The National Glass Company still couldn’t make it work and filed for bankruptcy in 1907. Factory #1 became Indiana Glass and operated until 2002 going through several more ownerships, but always retaining the name of Indiana Glass.

The Diamond Point pattern was first produced in the mid-1960s. This pattern had an extensive number of items and production continued through the 1990s. The most common was crystal and crystal with ruby staining. Other colors included amber, amber with gold staining, olive green, milk white, blue, amberina and pastels in blue, pink and green. The Diamond Point pattern was also made for Tiara Exclusives in black. While all items were made in crystal, not all were made in the other colors. Items include all dinnerware pieces and serving pieces.  I have several pieces available for purchase at CAROLINABLUELADY Vintage Collectibles.

A set of 4 crystal with ruby flashing Diamond Point Wine Glasses.  These are beautiful.  Indiana Glass began making this pattern in the mid-1960s through to the early 1990s.

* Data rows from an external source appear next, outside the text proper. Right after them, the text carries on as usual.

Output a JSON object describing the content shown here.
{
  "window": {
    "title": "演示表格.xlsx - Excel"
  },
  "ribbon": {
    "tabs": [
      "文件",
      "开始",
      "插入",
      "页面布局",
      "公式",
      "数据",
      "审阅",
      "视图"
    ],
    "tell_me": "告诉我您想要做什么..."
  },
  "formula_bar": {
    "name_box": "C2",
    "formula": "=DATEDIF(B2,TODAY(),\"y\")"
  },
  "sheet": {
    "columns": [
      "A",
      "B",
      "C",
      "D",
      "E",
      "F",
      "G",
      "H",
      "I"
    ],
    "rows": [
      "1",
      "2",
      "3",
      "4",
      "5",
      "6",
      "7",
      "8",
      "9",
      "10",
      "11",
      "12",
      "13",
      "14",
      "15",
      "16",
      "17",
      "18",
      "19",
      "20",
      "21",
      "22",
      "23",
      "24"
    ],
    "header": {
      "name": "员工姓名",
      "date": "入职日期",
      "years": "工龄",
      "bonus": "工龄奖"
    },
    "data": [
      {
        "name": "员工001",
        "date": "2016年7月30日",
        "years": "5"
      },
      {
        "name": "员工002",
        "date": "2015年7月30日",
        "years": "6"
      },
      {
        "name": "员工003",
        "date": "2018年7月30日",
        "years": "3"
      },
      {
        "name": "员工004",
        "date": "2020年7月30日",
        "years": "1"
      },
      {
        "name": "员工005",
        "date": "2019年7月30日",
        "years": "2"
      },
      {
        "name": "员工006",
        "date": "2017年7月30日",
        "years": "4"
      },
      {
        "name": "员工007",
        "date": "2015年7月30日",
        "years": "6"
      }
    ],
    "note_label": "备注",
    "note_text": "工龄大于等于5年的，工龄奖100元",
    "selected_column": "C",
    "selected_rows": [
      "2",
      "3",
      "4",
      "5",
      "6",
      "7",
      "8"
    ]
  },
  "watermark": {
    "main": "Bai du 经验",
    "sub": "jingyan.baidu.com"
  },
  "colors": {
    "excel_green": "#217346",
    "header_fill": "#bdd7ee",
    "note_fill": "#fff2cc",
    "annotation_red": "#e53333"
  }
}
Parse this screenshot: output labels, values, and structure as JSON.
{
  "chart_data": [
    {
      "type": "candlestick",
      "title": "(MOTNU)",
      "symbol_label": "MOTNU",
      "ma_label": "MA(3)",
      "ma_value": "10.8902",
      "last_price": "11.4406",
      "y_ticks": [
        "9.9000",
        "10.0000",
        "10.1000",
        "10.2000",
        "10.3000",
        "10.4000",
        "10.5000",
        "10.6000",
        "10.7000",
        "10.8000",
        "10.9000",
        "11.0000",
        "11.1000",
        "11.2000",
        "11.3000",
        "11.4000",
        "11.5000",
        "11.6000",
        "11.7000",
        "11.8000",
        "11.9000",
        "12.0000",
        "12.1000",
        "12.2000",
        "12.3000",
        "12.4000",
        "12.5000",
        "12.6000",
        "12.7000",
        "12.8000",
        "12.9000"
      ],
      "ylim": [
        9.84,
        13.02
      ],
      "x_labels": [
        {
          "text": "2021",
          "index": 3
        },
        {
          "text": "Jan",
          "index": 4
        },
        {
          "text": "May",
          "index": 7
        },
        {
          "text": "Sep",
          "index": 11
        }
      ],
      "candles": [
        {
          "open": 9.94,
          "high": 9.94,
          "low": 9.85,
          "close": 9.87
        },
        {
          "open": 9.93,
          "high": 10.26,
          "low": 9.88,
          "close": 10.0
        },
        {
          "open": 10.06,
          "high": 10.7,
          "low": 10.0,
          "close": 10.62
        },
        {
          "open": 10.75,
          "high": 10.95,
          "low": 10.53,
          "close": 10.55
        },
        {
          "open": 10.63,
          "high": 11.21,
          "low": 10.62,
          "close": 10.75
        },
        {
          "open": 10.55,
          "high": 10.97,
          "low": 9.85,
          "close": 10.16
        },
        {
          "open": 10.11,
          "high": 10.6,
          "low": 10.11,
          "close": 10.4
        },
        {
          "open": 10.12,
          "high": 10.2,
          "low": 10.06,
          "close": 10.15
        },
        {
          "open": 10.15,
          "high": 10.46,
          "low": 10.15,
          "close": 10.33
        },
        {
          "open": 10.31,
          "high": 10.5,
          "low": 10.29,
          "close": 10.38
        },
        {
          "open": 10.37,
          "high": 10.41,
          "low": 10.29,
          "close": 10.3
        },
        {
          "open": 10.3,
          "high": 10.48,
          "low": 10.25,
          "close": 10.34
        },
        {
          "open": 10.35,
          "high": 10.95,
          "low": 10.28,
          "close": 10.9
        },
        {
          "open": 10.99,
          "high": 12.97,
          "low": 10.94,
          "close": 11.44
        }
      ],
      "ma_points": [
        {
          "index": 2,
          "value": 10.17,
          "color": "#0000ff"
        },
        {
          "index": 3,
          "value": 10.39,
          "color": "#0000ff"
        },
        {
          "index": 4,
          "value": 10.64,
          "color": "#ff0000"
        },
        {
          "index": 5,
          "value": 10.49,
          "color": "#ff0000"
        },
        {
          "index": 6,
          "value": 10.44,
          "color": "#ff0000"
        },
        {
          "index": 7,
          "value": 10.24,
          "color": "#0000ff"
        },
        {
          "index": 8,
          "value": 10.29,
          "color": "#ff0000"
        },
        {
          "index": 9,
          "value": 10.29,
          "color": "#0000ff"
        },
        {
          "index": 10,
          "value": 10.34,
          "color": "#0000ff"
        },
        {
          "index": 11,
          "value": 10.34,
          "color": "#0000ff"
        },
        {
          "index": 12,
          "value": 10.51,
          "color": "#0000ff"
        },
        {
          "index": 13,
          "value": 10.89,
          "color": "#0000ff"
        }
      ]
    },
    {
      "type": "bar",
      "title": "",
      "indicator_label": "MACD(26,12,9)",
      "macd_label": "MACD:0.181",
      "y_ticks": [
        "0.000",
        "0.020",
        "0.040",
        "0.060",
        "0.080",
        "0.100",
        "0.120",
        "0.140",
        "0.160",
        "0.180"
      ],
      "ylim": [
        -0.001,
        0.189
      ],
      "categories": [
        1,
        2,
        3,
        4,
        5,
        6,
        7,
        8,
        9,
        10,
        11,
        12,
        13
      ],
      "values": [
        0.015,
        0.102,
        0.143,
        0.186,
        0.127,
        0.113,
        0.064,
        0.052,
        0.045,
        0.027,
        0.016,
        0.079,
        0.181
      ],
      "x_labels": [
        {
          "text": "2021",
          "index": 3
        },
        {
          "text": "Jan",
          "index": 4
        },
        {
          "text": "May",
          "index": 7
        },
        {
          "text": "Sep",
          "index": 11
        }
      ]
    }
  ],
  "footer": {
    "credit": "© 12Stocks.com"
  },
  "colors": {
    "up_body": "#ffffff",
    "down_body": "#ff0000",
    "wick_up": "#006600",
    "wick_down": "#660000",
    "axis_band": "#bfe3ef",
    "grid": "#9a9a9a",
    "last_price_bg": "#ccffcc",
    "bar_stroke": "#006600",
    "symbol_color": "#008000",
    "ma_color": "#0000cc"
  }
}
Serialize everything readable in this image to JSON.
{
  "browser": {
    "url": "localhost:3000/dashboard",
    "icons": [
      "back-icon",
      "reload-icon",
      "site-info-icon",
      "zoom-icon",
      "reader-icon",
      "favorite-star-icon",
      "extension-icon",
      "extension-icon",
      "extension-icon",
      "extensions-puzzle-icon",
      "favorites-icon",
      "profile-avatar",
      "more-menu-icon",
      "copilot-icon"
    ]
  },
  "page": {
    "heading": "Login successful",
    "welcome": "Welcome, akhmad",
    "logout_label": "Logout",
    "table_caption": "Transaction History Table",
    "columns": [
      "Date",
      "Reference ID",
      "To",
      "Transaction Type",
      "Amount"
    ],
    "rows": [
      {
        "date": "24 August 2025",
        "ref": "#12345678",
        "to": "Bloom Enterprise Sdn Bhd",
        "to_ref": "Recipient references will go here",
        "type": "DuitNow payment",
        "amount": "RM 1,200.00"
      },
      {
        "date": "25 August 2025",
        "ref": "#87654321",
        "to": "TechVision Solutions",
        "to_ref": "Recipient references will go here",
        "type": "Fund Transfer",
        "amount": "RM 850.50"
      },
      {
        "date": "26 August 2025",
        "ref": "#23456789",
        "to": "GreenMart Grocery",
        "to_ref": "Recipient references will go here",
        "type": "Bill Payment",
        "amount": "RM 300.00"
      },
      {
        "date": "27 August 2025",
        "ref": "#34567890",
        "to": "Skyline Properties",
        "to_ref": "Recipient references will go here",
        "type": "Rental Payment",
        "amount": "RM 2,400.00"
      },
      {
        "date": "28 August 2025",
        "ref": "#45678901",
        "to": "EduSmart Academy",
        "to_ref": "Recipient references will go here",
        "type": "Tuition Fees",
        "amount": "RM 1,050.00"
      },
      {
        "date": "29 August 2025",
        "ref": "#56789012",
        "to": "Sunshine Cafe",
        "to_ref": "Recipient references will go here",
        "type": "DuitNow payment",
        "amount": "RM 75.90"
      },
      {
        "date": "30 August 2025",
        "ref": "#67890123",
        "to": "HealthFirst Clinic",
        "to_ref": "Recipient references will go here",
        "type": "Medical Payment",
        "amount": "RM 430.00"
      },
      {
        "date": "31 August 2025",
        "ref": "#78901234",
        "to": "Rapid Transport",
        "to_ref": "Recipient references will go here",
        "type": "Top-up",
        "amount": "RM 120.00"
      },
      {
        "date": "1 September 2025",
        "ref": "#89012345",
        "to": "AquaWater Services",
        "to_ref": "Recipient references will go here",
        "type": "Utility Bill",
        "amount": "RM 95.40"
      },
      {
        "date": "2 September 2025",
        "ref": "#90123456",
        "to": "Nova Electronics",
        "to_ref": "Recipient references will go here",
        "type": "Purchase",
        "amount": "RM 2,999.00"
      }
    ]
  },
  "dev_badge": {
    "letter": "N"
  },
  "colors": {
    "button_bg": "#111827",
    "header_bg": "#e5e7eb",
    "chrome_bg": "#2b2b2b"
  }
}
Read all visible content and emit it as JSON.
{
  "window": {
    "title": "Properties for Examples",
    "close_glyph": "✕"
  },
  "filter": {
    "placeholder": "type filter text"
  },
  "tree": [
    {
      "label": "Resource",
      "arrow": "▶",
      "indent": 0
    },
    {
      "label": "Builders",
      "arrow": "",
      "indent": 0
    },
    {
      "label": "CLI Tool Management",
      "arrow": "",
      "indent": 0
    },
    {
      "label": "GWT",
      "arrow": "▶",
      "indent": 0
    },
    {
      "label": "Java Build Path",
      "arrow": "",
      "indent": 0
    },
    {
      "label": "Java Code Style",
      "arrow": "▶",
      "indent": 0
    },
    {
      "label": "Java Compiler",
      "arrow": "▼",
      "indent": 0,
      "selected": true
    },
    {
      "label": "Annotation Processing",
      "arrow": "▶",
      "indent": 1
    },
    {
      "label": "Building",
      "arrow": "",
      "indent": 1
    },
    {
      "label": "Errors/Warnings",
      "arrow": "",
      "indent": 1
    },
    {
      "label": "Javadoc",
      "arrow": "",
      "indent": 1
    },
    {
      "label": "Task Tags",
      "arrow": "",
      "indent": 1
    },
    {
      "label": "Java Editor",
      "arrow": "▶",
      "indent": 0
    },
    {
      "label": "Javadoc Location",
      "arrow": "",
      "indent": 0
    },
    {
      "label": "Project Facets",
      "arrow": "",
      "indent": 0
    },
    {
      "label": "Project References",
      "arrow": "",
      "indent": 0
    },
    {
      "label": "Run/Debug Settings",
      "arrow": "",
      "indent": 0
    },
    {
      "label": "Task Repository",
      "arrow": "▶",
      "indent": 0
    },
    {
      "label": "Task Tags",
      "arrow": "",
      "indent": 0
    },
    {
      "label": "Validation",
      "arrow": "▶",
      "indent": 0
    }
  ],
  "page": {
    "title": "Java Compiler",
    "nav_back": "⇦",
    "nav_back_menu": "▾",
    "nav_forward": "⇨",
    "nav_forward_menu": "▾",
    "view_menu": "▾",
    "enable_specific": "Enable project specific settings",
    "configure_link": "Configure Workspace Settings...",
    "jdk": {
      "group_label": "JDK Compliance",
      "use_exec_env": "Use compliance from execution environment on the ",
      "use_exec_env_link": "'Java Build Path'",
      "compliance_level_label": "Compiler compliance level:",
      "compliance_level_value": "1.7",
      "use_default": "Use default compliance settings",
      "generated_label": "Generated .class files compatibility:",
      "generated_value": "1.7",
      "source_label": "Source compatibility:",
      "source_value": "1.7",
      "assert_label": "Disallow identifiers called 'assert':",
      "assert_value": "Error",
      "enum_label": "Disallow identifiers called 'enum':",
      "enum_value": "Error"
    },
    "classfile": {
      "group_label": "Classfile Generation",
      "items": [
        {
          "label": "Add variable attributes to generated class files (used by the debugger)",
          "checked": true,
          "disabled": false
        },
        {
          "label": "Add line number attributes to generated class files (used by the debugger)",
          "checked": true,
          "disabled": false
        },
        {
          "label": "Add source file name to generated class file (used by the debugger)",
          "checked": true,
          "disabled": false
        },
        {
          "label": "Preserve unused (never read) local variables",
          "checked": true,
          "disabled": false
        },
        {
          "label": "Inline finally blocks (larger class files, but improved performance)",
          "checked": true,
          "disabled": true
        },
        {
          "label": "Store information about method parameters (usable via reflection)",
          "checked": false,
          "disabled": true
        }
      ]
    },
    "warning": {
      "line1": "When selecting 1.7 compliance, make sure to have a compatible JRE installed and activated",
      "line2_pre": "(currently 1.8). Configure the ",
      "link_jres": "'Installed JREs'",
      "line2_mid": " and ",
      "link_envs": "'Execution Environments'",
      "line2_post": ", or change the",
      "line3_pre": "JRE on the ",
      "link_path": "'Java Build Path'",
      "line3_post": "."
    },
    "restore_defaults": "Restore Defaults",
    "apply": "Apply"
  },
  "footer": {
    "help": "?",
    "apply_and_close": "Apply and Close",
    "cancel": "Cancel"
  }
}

Just listed and available at CAROLINABLUELADY Vintage Collectibles is a gorgeous Indiana Glass Diamond Point Blue Compote.